Start of Block
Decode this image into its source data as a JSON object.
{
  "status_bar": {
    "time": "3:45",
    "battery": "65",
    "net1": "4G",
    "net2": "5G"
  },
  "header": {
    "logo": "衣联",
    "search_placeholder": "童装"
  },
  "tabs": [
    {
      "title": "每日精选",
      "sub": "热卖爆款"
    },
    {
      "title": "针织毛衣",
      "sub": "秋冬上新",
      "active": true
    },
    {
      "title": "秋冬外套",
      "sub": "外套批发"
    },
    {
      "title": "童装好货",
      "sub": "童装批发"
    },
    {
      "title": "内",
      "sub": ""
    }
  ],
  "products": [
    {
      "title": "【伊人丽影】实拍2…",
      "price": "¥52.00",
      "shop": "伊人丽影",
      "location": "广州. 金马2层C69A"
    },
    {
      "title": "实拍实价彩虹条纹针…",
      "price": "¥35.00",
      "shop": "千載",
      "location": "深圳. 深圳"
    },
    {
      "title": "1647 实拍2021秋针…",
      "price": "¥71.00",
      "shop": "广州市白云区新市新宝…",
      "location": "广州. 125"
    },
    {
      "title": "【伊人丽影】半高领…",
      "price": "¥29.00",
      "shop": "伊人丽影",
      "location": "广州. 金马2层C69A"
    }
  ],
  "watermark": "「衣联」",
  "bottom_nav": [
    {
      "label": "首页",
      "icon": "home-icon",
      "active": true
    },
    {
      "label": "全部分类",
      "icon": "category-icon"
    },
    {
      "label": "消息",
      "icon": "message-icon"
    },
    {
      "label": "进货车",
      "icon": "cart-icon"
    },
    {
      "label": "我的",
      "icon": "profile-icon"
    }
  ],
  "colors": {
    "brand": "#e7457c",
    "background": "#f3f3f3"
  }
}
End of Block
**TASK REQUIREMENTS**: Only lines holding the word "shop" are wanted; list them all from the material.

**EXERCISE OUTPUT**:
      "shop": "伊人丽影",
      "shop": "千載",
      "shop": "广州市白云区新市新宝…",
      "shop": "伊人丽影",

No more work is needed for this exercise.